This is the concluding photo-essay of a three-part series on Australia’s regional capitals, with Adelaide and Perth featured in the May and June issues of Home Review.
Capital of the island-province of Tasmania, Hobart was founded back in 1804 and is the second oldest capital city in the country after Sydney. As with most other Australian cities, European settlements caused a profound decrease of the region’s original native population due to armed conflicts and disease. For the first four decades of its history, a large number of convicts were transported to the island and formed the chief workforce that constructed the initial roadways and building works in the region.
A majority of Hobart’s historic buildings belong to the Georgian and Victorian styles of architecture, which were popular in the 18th and 19th centuries. Prominent amongst these is the Tasmanian Museum and Art Gallery whose elegant edifice is contrasted with some contemporary interventions in the Museum’s courtyard. Just behind the Museum, the Hobart General Post Office building occupies a commanding corner plot, complete with a clock tower.

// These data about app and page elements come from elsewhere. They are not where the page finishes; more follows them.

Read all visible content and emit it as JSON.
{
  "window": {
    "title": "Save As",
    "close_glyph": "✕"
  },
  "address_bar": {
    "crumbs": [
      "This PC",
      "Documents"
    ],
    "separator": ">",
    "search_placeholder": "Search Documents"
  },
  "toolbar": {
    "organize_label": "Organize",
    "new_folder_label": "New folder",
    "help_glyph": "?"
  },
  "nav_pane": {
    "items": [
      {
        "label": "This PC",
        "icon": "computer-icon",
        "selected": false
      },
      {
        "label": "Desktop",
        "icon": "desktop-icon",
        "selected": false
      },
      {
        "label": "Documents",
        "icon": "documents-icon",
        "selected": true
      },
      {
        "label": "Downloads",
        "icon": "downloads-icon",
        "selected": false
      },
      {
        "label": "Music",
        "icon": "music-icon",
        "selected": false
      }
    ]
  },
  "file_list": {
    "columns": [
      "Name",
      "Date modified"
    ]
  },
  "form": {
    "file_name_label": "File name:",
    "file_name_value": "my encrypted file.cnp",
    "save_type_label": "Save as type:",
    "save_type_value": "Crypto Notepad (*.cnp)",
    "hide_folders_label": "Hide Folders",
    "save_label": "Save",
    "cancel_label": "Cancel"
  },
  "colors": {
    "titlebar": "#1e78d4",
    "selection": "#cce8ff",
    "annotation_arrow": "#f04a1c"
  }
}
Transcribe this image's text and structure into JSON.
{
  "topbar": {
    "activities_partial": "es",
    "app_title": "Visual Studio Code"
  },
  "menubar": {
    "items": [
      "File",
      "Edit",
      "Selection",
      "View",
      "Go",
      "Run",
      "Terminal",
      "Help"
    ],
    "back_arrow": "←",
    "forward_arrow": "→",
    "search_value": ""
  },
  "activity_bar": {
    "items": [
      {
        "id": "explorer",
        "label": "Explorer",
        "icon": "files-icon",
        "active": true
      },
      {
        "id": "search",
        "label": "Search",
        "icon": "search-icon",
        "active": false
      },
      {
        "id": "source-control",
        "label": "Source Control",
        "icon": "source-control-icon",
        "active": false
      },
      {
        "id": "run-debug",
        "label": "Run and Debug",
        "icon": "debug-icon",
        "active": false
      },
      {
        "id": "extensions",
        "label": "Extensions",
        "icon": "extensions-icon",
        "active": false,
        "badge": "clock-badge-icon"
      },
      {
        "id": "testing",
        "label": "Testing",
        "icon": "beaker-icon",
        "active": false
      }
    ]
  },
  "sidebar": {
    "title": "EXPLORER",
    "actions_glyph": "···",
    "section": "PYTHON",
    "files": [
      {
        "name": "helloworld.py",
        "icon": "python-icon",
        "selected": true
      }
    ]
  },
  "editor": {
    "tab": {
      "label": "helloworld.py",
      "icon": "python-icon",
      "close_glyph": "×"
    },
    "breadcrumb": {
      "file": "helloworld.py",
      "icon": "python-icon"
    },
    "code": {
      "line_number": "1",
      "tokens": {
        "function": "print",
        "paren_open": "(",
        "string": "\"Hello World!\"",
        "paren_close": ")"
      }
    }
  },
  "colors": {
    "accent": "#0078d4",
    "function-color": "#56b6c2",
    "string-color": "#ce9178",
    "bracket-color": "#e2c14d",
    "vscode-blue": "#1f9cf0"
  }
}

A large number of historic homes and civic buildings that include fire stations, banks and theatres are spread across central Hobart.
The most exciting piece of contemporary art and architecture in Hobart is undoubtedly the MONA – Museum of Old and New Art, often called the most cutting edge museum in the entire southern hemisphere. It displays art that can be considered to be simultaneously provocative and calming, with a curious mixture of antiques juxtaposed with contemporary pieces.
MONA’s architecture is equally stunning – the main galleries are spread three levels underground, in a darkened space with no windows. It’s the antithesis of the notion of a museum being a naturally-lit white-cube and the architecture is perfectly suited to amplify the unpredictability of what’s displayed inside.
Text And Photos By Kunal Bhatia And Shuvajit Payne